### Problem description
Please print out every entry below, verbatim.

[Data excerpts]
○ ○ ○ ○

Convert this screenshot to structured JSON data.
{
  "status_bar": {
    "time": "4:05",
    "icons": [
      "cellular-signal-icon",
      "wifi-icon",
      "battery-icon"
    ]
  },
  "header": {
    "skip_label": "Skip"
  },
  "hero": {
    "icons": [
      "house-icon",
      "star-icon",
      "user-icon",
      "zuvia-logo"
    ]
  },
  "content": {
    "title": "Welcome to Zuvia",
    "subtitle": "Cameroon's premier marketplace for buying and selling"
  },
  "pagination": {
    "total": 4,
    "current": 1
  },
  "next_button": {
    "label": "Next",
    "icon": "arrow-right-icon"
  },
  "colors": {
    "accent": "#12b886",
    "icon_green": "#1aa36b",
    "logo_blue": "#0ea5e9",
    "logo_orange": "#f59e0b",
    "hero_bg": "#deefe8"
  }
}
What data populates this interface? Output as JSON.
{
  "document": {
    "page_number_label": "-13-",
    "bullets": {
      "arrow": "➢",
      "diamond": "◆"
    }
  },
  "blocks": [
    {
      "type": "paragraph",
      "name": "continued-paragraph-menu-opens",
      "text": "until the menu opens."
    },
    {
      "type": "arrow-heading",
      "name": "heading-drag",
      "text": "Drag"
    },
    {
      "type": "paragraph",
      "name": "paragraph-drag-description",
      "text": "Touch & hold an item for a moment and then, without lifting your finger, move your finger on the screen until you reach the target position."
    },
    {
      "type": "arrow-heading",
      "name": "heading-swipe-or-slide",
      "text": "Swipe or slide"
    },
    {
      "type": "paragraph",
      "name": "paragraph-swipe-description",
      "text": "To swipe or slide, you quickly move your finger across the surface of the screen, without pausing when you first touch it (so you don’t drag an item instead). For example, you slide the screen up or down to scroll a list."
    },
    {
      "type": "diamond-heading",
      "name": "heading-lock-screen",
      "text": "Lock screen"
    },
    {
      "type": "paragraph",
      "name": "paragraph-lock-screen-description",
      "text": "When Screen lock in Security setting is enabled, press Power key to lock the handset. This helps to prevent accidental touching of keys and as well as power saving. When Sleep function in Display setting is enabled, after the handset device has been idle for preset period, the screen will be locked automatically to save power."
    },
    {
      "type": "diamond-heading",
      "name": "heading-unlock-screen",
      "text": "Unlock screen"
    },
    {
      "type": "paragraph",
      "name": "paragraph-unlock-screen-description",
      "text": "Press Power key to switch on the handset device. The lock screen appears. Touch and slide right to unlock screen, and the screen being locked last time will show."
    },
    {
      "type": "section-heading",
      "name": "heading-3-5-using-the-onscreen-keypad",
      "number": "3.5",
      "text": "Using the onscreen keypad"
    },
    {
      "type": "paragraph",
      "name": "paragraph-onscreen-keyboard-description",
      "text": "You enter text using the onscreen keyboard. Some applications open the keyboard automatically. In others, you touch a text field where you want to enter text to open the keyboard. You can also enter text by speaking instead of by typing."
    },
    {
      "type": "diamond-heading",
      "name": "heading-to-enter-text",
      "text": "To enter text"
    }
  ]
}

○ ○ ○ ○

### Exercise solution
Convert this screenshot to structured JSON data.
{
  "status_bar": {
    "time": "4:05",
    "icons": [
      "cellular-signal-icon",
      "wifi-icon",
      "battery-icon"
    ]
  },
  "header": {
    "skip_label": "Skip"
  },
  "hero": {
    "icons": [
      "house-icon",
      "star-icon",
      "user-icon",
      "zuvia-logo"
    ]
  },
  "content": {
    "title": "Welcome to Zuvia",
    "subtitle": "Cameroon's premier marketplace for buying and selling"
  },
  "pagination": {
    "total": 4,
    "current": 1
  },
  "next_button": {
    "label": "Next",
    "icon": "arrow-right-icon"
  },
  "colors": {
    "accent": "#12b886",
    "icon_green": "#1aa36b",
    "logo_blue": "#0ea5e9",
    "logo_orange": "#f59e0b",
    "hero_bg": "#deefe8"
  }
}
What data populates this interface? Output as JSON.
{
  "document": {
    "page_number_label": "-13-",
    "bullets": {
      "arrow": "➢",
      "diamond": "◆"
    }
  },
  "blocks": [
    {
      "type": "paragraph",
      "name": "continued-paragraph-menu-opens",
      "text": "until the menu opens."
    },
    {
      "type": "arrow-heading",
      "name": "heading-drag",
      "text": "Drag"
    },
    {
      "type": "paragraph",
      "name": "paragraph-drag-description",
      "text": "Touch & hold an item for a moment and then, without lifting your finger, move your finger on the screen until you reach the target position."
    },
    {
      "type": "arrow-heading",
      "name": "heading-swipe-or-slide",
      "text": "Swipe or slide"
    },
    {
      "type": "paragraph",
      "name": "paragraph-swipe-description",
      "text": "To swipe or slide, you quickly move your finger across the surface of the screen, without pausing when you first touch it (so you don’t drag an item instead). For example, you slide the screen up or down to scroll a list."
    },
    {
      "type": "diamond-heading",
      "name": "heading-lock-screen",
      "text": "Lock screen"
    },
    {
      "type": "paragraph",
      "name": "paragraph-lock-screen-description",
      "text": "When Screen lock in Security setting is enabled, press Power key to lock the handset. This helps to prevent accidental touching of keys and as well as power saving. When Sleep function in Display setting is enabled, after the handset device has been idle for preset period, the screen will be locked automatically to save power."
    },
    {
      "type": "diamond-heading",
      "name": "heading-unlock-screen",
      "text": "Unlock screen"
    },
    {
      "type": "paragraph",
      "name": "paragraph-unlock-screen-description",
      "text": "Press Power key to switch on the handset device. The lock screen appears. Touch and slide right to unlock screen, and the screen being locked last time will show."
    },
    {
      "type": "section-heading",
      "name": "heading-3-5-using-the-onscreen-keypad",
      "number": "3.5",
      "text": "Using the onscreen keypad"
    },
    {
      "type": "paragraph",
      "name": "paragraph-onscreen-keyboard-description",
      "text": "You enter text using the onscreen keyboard. Some applications open the keyboard automatically. In others, you touch a text field where you want to enter text to open the keyboard. You can also enter text by speaking instead of by typing."
    },
    {
      "type": "diamond-heading",
      "name": "heading-to-enter-text",
      "text": "To enter text"
    }
  ]
}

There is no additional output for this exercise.